* Items listed in a dataset *
____

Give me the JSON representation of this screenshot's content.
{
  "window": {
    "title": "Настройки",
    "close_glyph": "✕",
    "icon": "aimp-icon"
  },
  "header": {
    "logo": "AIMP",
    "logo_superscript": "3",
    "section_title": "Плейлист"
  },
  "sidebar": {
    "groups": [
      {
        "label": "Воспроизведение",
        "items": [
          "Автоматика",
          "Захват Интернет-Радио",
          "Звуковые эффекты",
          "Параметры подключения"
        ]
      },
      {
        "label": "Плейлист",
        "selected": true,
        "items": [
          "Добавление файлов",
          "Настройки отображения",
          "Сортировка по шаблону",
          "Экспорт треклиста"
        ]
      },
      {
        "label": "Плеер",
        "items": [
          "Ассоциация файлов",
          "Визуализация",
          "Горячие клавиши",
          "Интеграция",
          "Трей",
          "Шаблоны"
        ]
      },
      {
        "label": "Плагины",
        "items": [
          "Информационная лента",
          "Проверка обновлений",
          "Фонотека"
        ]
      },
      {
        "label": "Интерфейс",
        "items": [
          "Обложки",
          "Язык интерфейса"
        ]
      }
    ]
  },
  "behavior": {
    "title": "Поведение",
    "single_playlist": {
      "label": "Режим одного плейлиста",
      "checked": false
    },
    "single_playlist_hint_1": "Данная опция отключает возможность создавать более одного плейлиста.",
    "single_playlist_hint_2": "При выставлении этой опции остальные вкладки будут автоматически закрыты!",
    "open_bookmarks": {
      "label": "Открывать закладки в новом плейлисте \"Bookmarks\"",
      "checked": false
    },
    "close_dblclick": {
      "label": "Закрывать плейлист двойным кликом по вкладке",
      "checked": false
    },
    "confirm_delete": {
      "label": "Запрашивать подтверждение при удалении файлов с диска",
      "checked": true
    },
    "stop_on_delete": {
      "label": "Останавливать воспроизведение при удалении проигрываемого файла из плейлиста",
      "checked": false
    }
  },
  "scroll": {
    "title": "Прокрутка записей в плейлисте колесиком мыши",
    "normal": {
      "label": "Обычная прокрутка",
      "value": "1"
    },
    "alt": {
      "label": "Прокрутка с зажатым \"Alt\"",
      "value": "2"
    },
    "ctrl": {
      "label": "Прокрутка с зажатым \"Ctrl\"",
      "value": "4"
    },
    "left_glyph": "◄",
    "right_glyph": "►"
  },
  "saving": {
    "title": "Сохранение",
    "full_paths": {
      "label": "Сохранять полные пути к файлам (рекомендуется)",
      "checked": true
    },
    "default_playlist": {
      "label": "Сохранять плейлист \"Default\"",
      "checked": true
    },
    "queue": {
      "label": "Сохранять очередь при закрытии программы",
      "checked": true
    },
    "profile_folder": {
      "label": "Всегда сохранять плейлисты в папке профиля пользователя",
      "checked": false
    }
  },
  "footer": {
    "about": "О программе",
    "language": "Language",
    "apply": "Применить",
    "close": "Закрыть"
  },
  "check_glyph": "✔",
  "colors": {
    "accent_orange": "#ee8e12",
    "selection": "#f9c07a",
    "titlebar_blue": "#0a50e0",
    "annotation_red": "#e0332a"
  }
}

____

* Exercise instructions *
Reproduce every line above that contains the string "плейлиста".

* Solved problem *
      "label": "Режим одного плейлиста",
    "single_playlist_hint_1": "Данная опция отключает возможность создавать более одного плейлиста.",
      "label": "Останавливать воспроизведение при удалении проигрываемого файла из плейлиста",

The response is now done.